We've found ten ways you can give gifts to your loved ones without breaking the bank
It's no surprise that most of us will be thinking very hard before heading to the mall to shop for gifts this season. Although the economy is looking pretty grim, don't say "bah humbug!" just yet. We've found ten ways you can give gifts to your loved ones without breaking the bank. Best-selling author of "How To Be A Budget Fashionista" (Ballentine) and top blogger (thebudgetfashionista.com) Kathryn Finney gives us the 411 on how we can all save big this holiday season. "People have to rethink what it means to give. It doesn't have to involve spending money," says Finney. Read on to find out how to make regifting chic, why paper is always better than plastic, and how being green can actually help the environment and your savings account.
Show Me the Money
Finney warns that credit cards, even debit cards, can give a false sense of buying power. She suggests only taking cash when shopping. "Put all the money you plan to spend in an envelope, and once that envelope is empty, you have no more to spend. It forces you to manage your money," says Finney.
Make Your Plastic Work for You
If you must use a credit or debit card, make sure your purchase works for you more than once. Finney adds, "If you do have to use a card, make sure it is one you're getting some kind of rewards or [airline] miles for."
The Elephant in the Room
Consider a white elephant gift exchange with a select group of loved ones this year. "Say your mother likes your new coffeemaker but you know you'll never use it. Wrap it up and give it to her as a gift," suggests Finney. Not only will you save money on gifts, but you'll help rid your house of clutter.
Get to Clicking
Finney swears by the Web site retailmenot.com for coupons on everything from shoes to groceries. Another tip is to simply type the name of a store or brand with the words "coupon" or "discount" into a search engine for bargains galore.
Second Time Around

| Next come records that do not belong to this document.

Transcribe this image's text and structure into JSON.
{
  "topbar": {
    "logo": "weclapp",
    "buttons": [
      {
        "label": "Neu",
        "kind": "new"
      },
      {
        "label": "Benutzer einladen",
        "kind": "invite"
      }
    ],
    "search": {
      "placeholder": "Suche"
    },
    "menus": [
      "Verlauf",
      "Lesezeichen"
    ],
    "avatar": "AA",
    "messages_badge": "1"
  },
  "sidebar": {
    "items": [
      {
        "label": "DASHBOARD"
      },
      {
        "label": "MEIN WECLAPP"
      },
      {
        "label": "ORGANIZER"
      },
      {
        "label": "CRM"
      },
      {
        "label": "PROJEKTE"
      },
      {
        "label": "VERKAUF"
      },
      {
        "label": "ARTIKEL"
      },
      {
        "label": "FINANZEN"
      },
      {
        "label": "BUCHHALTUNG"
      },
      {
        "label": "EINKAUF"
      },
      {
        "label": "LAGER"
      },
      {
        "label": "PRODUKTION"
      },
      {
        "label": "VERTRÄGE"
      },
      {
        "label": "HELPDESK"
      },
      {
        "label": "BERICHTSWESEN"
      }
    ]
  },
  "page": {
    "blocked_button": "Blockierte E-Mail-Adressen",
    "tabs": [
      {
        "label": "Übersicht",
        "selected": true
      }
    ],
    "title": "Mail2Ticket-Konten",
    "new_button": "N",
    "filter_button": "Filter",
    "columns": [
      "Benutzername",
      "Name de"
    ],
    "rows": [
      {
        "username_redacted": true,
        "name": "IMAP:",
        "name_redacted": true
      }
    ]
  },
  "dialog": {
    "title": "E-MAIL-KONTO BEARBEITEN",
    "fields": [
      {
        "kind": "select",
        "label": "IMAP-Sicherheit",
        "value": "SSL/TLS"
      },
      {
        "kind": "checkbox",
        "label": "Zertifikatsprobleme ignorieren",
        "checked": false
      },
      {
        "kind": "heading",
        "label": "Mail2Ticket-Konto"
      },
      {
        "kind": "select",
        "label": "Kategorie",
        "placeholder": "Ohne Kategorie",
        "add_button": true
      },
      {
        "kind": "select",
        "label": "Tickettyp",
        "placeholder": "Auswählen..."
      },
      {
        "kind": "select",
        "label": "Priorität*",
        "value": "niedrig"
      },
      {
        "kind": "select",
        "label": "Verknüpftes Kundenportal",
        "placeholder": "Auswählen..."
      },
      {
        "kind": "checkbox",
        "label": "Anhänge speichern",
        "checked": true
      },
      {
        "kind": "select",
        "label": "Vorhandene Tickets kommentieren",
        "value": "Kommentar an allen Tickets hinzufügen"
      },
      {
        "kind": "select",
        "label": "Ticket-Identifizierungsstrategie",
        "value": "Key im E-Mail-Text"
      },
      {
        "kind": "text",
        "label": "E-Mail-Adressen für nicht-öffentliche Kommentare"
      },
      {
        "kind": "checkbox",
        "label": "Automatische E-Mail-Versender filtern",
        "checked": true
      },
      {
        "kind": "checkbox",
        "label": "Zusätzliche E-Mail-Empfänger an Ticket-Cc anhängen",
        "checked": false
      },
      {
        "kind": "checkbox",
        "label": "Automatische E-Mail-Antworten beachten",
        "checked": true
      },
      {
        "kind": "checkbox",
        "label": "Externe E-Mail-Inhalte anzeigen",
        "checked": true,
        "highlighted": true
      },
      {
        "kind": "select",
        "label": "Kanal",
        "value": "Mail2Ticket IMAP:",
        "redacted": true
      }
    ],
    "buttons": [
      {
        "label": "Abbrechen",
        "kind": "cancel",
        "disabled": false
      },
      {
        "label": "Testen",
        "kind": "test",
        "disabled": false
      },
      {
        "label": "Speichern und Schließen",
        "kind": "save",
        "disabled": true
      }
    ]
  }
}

"Vintage has become cool now," says Finney. Not only is it green to give a vintage item as a gift, but it also shows that you put thought into the gift. Since vintage doesn't necessarily mean inexpensive, shop around at trusted Goodwill, Salvation Army or other secondhand stores.
Don't Believe the Hype
Finney warns that there will be very few "true" one-day sales this year. Black Friday and even Cyber Monday won't yield great deals this year, so she strongly suggests waiting as close to Christmas Day (or after) as possible, since this is when retailers will really want to unload their goods to meet their goals.
Used Can Be Good
Finney says that although the hot item to have this year is the iPhone, which isn't necessarily budget-friendly, it's still possible to purchase a used one in excellent condition under a respectable warranty. "I bought my husband a refurbished iPod from Apple and he didn't know the difference," says Finney. Research your favorite electronics manufacturer online to find out what discount refurbished items they offer.
Never Take No for an Answer
Remember you typically have the authority to negotiate prices in large retail stores that sell big-ticket items. This is important to keep in mind before purchasing that plasma television. Just be sure to comparison shop beforehand so you can negotiate intelligently, warns Finney.
Host a Spa Day or Get Domestic
For little ones, why not sponsor a spa day or do their mani, pedi and facial at home. They'll feel grown-up, you'll save some cash, and both of you have spent quality time together. Also consider baking cookies or making holiday ornaments for next year. "Make a whole fun day out of it," says Finney.
Wait Until the Last Minute
If you can afford to wait, the huge deals will be after Christmas, according to Finney. "I'm actually planning to wrap a picture of the gifts I intend to buy and say, ‘Here's what you're going to get tomorrow.' It sounds cheesy, but in today's economy people will understand."
How are you planning to save money this holiday?